Voters in the city of Fond du Lac won’t get a chance to weigh in on the water fluoridation issue.
The City Council voted 4-3 on Wednesday night to reject a proposal calling for an advisory referendum on whether fluoride, a chemical that prevents tooth decay, should be added to Fond du Lac’s water supply. Fluoride has been added to the city’s water since 1950.
Before voting on the matter, the council heard impassioned comments from residents speaking on both sides of the fluoride issue.
Those in favor of removing fluoride from the water argued that residents should have a say in the water supply they pay to maintain.
“Let the people you are forcing to consume this poison vote on this issue once and for all,” urged local resident Dawn Turner.
Fluoride advocates argued that polling voters on the issue was a waste of time and money and urged City Council members to listen to scientists and health officials.
“This proposed advisory referendum has no legislative effect,” said Samantha Twohig, a local dental hygienist. “It will simply put you, the City Council, at the center of a circus of information and misinformation.”
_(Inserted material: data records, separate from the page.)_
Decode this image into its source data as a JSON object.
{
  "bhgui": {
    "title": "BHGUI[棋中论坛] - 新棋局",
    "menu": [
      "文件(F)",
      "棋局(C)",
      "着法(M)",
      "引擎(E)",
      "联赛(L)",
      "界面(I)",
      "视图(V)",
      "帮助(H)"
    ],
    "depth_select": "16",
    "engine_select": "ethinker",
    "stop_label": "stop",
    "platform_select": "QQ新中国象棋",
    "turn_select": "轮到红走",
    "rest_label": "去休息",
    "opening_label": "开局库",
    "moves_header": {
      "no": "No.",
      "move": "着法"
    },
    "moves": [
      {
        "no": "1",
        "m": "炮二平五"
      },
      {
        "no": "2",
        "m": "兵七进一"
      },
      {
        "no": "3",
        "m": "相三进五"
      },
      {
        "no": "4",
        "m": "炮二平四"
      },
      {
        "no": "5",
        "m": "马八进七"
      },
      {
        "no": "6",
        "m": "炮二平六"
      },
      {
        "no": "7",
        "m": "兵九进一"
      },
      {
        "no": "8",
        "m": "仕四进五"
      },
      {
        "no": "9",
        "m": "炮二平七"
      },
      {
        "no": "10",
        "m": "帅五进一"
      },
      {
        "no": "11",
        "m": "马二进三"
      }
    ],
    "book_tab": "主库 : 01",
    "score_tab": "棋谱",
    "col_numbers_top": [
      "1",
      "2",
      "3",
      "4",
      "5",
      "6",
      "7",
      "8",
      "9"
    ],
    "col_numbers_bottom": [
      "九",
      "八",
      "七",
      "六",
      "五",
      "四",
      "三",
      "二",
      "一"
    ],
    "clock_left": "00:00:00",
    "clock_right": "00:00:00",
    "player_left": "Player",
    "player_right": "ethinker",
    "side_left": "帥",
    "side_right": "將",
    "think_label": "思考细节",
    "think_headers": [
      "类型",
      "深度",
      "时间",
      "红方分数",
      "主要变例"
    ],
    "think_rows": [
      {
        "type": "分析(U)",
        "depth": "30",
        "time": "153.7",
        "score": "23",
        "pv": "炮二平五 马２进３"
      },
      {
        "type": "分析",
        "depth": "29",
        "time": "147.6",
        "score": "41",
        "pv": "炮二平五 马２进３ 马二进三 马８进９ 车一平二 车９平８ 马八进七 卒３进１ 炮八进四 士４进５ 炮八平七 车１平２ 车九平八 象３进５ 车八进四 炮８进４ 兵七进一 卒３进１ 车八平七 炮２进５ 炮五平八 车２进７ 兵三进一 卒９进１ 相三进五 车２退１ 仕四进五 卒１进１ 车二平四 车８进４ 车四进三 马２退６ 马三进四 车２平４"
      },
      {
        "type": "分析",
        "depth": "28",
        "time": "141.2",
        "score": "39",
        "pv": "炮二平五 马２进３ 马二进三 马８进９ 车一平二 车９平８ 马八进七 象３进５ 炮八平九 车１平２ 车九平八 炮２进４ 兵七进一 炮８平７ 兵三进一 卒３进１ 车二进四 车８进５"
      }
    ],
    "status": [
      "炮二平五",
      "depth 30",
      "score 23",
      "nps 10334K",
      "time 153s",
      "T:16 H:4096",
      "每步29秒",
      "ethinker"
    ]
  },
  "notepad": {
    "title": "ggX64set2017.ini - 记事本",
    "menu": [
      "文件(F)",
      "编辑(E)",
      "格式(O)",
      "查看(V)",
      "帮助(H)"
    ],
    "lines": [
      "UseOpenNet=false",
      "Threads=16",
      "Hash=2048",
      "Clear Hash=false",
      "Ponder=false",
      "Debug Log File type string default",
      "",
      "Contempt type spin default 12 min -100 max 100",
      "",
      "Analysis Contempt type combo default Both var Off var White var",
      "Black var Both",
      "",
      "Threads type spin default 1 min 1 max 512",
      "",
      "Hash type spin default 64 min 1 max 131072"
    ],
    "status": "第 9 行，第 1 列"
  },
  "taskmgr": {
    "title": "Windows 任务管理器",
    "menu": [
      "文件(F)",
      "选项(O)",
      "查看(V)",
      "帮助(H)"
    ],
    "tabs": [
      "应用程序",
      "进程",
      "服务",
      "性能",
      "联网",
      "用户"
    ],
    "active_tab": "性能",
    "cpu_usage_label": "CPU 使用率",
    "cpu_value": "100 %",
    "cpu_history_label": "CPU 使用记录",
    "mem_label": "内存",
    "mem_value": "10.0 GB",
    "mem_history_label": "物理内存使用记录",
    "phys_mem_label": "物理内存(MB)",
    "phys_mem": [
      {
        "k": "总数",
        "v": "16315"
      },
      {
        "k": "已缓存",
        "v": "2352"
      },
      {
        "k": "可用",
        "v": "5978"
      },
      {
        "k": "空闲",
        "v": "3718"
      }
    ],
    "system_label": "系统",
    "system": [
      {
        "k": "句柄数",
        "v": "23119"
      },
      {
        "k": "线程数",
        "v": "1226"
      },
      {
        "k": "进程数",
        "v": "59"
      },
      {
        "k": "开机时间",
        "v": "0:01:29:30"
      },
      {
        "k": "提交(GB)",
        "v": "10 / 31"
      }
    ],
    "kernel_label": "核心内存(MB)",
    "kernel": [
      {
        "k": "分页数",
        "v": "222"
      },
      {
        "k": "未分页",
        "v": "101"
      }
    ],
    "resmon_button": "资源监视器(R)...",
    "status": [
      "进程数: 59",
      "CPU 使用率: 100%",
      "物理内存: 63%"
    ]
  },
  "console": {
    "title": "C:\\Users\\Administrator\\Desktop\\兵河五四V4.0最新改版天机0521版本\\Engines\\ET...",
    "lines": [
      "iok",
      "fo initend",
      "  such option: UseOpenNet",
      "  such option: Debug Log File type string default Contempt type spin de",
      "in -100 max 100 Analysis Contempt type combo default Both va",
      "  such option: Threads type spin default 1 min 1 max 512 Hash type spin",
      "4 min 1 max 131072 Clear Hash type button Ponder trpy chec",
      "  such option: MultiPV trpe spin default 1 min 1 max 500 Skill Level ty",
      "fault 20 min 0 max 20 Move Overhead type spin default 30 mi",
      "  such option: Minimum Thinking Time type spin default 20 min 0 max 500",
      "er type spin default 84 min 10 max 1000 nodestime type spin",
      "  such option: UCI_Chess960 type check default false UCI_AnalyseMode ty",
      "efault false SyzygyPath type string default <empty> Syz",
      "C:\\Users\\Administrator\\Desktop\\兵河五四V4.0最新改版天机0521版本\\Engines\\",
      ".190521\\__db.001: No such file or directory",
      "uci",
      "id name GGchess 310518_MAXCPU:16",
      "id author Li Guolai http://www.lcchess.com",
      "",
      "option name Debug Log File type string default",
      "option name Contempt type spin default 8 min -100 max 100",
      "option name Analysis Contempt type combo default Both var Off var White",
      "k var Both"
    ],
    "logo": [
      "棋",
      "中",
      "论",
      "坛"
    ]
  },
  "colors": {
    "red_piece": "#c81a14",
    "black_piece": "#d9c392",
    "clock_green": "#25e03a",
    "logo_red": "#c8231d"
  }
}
Another fluoride advocate, William Post, said that public health issues shouldn’t be decided by public referendums. The fluoridation issue, he said, was complex and not easily understood.
“The anti-fluoride people are very good at stirring up fear,” he said.
Councilman Jeremy Thiesfeldt, who led the charge to put the fluoride issue on the ballot, made it clear that he wanted the public to have a voice.
“Why should those who pay for the water not have some say in what is put in it?” he said.
Lindee Kimball countered that argument, noting that she had just toured the city’s new $31.5 million treatment facility, which was built to remove radium, a radioactive element known to cause cancer, from the water supply so the city will be in compliance with federal standards.
“If fluoride was so bad for us, wouldn’t the federal government make us take it out?” she said.
She added that the referendum would cost the city several thousand dollars.
The fluoride debate has a long history in Fond du Lac. That history includes heated argument and passionate debate but very little action.
The first major challenge to fluoridation came in 1994, when a local group filed a lawsuit to challenge the city’s authority to put the chemical in the water.
The suit failed and the Wisconsin Court of Appeals affirmed a lower court’s decision upholding the city’s authority.
The fluoride challenge was revived in 2002, when the City Council decided not to pursue a referendum on the matter. Residents attempted to force the issue with a petition.
Although the petition had the required number of signatures, it was deemed invalid.
Later, in 2002 and again in 2004, the subject of fluoridation was again brought before the council, but no action was taken.